As it turns out, the later (black) Jupiters had a “small” modification so they wouldn’t be so sensitive. Thanks to reader Sal for pointing this out. Here’s the deal. Ten-Tec now offers a sound card interface similar in concept to the SignaLink USB, although without the knobs and adjustments. It’s called the “MODEL 712 – USB SOUNDCARD DIGITAL MODE ADAPTER CABLE.” But…there’s a warning that comes with the 712:
“NOTE ON USE WITH JUPITER HF TRANSCEIVER
“The earlier version of the Jupiter with the gray case and green screen is not usable with the 712 as a plug-and-play device. The later black case/blue screen Jupiter can be used as-is with 712. There is too much gain internal to the transceiver on the line input which makes use of the 712 problematic with the earlier Jupiter. There is a small hardware modification to the earlier Jupiter which will allow use of the 712 as a plug-and-play device; contact TenTec Service at (865) 428-0364 or firstname.lastname@example.org for information.”
I contacted Ten-Tec to inquire as to the “small hardware modification.” Garry Green, N4CJX, at Ten-Tec replied with a single JPEG image. I zero in on the relevant part in the following photo.
I wouldn’t exactly call this single photo a complete set of instructions for making the modification, so I investigated further prior to opening up my Jupiter. I dug into the instruction manual, which comes with extensive parts-layout drawings, schematics, and bills of materials. Here’s a close-up of Figure 4-15 from the original instruction manual, which is the parts layout diagram for the Digital Signal Processing (DSP) printed circuit board (PCB). Note that this is a high-res scan.
As it turns out, the part is R52 on the DSP PCB. Okay, let’s find out what R52 is. Here’s a closeup from Figure 4-11, the audio input/output portion of the DSP PCB.

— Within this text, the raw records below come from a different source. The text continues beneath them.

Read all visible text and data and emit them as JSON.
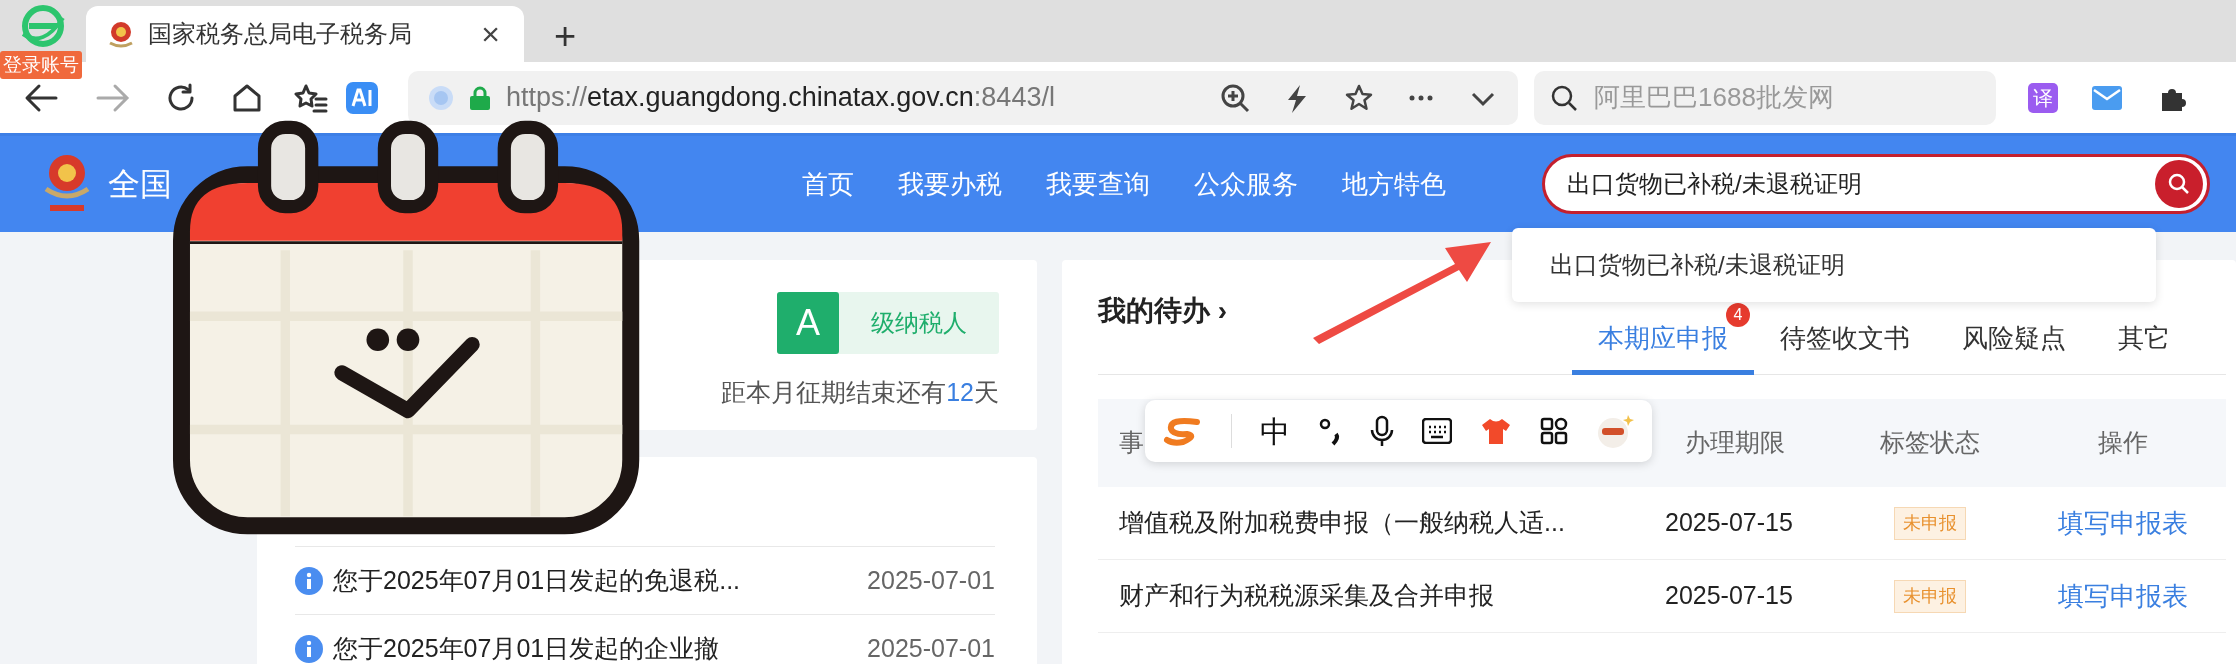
{
  "browser": {
    "login_badge": "登录账号",
    "tabs": [
      {
        "title": "国家税务总局电子税务局",
        "selected": true,
        "close": "×"
      }
    ],
    "new_tab": "+",
    "url_scheme": "https://",
    "url_host": "etax.guangdong.chinatax.gov.cn",
    "url_rest": ":8443/l",
    "search_placeholder": "阿里巴巴1688批发网",
    "translate_label": "译"
  },
  "site": {
    "title": "全国",
    "nav": [
      "首页",
      "我要办税",
      "我要查询",
      "公众服务",
      "地方特色"
    ],
    "search_value": "出口货物已补税/未退税证明",
    "suggestions": [
      "出口货物已补税/未退税证明"
    ]
  },
  "taxpayer": {
    "grade": "A",
    "grade_label": "级纳税人",
    "deadline_prefix": "距本月征期结束还有",
    "deadline_days": "12",
    "deadline_suffix": "天"
  },
  "notices": [
    {
      "text": "您于2025年07月01日发起的免退税...",
      "date": "2025-07-01"
    },
    {
      "text": "您于2025年07月01日发起的企业撤",
      "date": "2025-07-01"
    }
  ],
  "todo": {
    "title": "我的待办",
    "chevron": "›",
    "tabs": [
      {
        "label": "本期应申报",
        "selected": true,
        "badge": "4"
      },
      {
        "label": "待签收文书",
        "selected": false
      },
      {
        "label": "风险疑点",
        "selected": false
      },
      {
        "label": "其它",
        "selected": false
      }
    ],
    "columns": [
      "事",
      "办理期限",
      "标签状态",
      "操作"
    ],
    "rows": [
      {
        "name": "增值税及附加税费申报（一般纳税人适...",
        "deadline": "2025-07-15",
        "status": "未申报",
        "action": "填写申报表"
      },
      {
        "name": "财产和行为税税源采集及合并申报",
        "deadline": "2025-07-15",
        "status": "未申报",
        "action": "填写申报表"
      }
    ]
  },
  "ime": {
    "mode": "中"
  }
}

All right, we’re swapping out a 330K-ohm resistor with one that’s 33K-ohm, a factor of ten between the two. Fair enough. But, actual inspection of the circuit board reveals this:
Uh…yes, it’s a “small modification.” Very small. I put a dime in the photo so you can see just how small it is. Compare the size of R52 (orange arrow) with the “N” in “One Dime.” Also note that the integrated circuit just to the right of the part is actually a surface-mount device, itself very small.
So, I’d say the modification is “too small.” I’d need a microscope to fix this! Frankly, I don’t think John Q. Ham can attempt this without some seriously uncommon equipment. I certainly can’t! So…I guess my gray-box Jupiter will stay unmodified, and I’ll live with the quite-sufficient work-around I made to the SignaLink USB. It was a lovely journey into the depths of my Jupiter, but it has all the attributes of “look but don’t touch!”
P.S. Opening the Jupiter requires dealing with some screws with a weird star pattern that won’t accept a traditional screwdriver. I didn’t have the right tool, but found that a 5/64-th hex key (Allen) wrench, if used gently, works.
You mentioned the 10:1 voltage divider. Tell me more as to what you did? My green screen Jupiter is super sensitive. I have wondered how to stretch the adjustment just a bit. Like many more average HAMS I am not going to fool with something that my 65 year old eyes are going to have trouble seeing… LOL
Hi Skips, I would love to do as you suggest, which would most certainly work. However, take a look at the photo. The resistor in question is a surface-mount device that is smaller than the N in ONE DIME. Further, it’s down on the board next to some tall capacitors. I don’t have the skill or tools to tack a 33K resistor across the 330K resistor—the area is simply too hard to get at.
Why one wouldn’t just solder the 33K resistor on top of, and in parallel with, the 330K is beyond me. The total resistance will be within 10% of a 33K resistor. DONE faster, safer, AND easier.
Armol, wow, you must have the hands of a brain surgeon! Not only is the surface-mounted resistor no larger than the N on a dime, but it’s buried near some rather large components on the board. Tackling this job is way beyond my skill level!
That is easy, with a small tip iron and some wick and a small hook to pull the resistor of on one end at at time when you have wicked the solder off the connections. Place the new one in place and hold with a pointed soldering aid tool and put a little solder on each end of the resistor. Just as it starts to flow pull the iron away..DONE